* [WHAT THE TASK REQUIRES]
What number of lines in the entries hold the string "Make"? Answer with it alone.

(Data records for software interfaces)
=====

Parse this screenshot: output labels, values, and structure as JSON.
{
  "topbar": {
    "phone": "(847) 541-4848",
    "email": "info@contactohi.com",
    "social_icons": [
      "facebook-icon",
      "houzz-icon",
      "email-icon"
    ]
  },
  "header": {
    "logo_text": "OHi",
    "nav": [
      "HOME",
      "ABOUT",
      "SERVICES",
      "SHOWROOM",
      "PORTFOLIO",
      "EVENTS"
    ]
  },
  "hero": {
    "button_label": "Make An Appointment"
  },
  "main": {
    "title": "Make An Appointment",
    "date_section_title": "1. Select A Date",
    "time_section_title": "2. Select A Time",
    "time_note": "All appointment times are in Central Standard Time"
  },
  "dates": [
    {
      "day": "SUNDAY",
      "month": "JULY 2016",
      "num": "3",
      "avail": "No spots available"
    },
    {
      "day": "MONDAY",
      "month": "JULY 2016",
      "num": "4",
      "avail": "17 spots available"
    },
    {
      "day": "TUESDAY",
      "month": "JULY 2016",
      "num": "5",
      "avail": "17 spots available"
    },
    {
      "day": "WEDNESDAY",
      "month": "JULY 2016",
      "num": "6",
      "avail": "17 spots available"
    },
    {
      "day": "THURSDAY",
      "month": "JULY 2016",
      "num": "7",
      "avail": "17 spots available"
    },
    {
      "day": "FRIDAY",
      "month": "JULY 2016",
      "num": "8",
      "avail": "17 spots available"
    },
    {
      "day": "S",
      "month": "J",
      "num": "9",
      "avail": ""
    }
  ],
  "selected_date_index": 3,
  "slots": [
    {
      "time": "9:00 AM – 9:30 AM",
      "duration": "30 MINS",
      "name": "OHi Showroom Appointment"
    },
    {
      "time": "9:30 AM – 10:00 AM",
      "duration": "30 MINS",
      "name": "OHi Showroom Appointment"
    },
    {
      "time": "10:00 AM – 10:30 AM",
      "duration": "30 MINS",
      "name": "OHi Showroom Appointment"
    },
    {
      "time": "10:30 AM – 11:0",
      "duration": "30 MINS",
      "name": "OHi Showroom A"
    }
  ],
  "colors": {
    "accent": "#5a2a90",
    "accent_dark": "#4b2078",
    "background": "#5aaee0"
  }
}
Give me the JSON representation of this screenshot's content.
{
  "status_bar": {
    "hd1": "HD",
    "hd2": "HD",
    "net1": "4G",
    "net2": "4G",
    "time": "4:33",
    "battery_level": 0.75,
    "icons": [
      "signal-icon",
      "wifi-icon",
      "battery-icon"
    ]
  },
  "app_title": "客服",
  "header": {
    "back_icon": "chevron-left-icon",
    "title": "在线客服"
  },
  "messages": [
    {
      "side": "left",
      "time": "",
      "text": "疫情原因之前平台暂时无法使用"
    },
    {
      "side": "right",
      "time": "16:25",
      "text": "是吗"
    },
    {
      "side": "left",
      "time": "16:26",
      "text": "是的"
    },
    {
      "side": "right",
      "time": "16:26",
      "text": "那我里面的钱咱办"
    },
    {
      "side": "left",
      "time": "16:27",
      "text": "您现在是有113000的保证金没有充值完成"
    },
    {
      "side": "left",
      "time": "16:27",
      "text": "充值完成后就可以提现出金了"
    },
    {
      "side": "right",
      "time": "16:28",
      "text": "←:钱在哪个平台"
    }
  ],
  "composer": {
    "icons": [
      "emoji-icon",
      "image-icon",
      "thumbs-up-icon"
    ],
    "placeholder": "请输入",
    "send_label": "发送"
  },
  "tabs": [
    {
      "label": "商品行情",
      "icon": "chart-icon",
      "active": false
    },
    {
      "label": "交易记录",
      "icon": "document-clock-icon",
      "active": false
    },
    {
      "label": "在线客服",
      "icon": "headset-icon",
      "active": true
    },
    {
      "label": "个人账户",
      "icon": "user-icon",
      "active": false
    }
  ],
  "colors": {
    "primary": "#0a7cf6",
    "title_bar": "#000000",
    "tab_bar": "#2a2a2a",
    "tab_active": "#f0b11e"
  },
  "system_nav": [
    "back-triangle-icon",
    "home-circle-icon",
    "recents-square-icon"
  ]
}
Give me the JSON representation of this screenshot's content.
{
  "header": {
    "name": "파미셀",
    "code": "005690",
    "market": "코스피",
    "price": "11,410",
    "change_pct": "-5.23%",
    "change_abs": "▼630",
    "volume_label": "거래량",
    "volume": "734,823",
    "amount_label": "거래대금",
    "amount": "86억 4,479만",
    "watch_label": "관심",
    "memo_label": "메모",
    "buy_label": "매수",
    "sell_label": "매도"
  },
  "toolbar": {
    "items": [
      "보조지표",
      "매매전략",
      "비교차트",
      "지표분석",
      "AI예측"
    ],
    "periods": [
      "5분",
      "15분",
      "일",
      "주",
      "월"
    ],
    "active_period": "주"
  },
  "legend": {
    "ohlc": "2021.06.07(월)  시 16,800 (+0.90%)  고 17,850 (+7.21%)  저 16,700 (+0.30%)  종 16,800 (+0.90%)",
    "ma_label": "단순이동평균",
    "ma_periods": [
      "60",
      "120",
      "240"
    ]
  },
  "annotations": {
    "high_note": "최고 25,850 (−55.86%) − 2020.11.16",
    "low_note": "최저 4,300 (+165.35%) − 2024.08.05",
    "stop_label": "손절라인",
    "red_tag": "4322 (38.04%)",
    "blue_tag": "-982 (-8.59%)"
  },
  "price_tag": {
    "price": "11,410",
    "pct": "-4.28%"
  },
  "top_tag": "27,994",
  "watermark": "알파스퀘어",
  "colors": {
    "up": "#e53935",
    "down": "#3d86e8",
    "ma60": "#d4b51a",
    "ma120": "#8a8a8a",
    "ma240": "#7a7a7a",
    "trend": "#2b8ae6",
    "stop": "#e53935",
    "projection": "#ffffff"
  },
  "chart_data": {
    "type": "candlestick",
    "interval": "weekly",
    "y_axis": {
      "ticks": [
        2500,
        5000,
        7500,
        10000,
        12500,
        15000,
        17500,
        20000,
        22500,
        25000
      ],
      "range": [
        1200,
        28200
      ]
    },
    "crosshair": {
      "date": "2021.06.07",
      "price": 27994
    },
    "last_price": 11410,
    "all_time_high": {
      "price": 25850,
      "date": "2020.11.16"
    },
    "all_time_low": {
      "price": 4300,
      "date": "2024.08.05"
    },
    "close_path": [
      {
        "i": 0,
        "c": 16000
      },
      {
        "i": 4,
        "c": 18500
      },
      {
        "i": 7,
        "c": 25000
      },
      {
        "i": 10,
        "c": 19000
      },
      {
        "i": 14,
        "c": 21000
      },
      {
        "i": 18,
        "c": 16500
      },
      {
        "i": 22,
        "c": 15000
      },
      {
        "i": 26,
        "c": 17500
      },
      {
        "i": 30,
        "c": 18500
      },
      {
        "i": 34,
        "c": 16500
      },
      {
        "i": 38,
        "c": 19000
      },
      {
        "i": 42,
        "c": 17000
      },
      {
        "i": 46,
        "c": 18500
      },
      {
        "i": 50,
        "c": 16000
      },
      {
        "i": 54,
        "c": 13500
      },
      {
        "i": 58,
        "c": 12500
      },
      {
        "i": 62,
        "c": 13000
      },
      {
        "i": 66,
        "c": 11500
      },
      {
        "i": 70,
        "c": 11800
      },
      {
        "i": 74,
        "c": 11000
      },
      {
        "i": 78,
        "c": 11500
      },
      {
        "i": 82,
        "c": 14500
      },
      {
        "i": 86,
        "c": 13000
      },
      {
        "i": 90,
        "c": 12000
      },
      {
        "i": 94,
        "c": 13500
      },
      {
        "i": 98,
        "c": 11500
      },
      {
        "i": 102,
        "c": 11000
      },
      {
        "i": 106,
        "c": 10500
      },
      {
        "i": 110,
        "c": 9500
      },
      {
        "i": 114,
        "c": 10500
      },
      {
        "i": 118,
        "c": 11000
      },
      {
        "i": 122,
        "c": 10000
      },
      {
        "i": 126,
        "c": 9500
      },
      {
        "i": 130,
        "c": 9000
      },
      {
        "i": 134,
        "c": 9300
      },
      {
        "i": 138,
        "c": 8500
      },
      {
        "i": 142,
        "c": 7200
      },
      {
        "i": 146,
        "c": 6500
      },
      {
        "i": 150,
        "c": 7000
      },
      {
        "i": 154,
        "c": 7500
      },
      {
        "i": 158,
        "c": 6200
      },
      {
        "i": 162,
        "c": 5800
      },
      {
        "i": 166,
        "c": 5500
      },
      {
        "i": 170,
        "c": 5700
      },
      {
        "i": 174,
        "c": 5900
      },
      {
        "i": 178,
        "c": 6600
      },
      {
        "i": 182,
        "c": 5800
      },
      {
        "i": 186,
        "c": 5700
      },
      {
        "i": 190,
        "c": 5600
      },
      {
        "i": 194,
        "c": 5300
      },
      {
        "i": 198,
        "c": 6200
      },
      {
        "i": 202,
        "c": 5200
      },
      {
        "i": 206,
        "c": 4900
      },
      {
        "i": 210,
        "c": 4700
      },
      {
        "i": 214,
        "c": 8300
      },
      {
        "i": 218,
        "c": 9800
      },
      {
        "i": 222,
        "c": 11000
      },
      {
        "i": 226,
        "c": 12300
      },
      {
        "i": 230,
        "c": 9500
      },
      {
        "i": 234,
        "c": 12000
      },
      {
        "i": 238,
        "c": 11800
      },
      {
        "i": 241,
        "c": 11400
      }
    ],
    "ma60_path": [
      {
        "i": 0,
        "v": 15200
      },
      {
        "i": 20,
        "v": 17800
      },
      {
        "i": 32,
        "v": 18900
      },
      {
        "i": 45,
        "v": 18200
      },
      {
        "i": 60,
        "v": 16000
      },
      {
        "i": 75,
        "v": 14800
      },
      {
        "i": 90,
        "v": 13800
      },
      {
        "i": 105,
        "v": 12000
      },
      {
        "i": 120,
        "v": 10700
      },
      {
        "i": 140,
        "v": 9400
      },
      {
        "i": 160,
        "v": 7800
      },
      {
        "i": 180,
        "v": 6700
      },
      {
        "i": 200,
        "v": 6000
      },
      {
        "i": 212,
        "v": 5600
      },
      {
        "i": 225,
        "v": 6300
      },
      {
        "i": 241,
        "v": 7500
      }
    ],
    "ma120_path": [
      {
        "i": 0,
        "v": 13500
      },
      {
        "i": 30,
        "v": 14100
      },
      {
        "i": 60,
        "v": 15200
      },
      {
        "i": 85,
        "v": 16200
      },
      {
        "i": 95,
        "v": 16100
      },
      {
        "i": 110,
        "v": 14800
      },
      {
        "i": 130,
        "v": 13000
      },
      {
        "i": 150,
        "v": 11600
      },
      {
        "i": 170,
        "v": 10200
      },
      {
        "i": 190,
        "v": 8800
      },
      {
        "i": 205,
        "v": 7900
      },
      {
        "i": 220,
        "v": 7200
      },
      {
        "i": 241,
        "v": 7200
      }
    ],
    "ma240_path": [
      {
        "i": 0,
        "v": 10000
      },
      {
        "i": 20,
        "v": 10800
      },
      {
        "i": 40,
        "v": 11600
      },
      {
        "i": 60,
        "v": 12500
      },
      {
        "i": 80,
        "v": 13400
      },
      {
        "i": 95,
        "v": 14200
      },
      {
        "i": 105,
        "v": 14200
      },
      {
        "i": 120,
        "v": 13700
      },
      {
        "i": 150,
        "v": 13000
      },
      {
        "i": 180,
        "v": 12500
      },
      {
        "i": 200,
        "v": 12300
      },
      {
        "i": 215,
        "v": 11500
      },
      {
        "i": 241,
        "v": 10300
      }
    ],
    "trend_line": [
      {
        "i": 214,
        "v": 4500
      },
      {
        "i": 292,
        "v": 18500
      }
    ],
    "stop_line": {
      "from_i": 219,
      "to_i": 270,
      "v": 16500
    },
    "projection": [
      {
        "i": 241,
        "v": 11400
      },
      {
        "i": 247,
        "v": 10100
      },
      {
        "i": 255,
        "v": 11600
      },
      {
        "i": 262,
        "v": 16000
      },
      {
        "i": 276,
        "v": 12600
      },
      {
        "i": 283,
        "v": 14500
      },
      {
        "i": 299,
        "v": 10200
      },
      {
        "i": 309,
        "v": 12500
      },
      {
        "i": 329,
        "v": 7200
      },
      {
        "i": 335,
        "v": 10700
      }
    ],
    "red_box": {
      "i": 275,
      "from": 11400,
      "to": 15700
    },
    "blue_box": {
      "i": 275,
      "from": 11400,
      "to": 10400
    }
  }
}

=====

* [TASK ANSWER]
2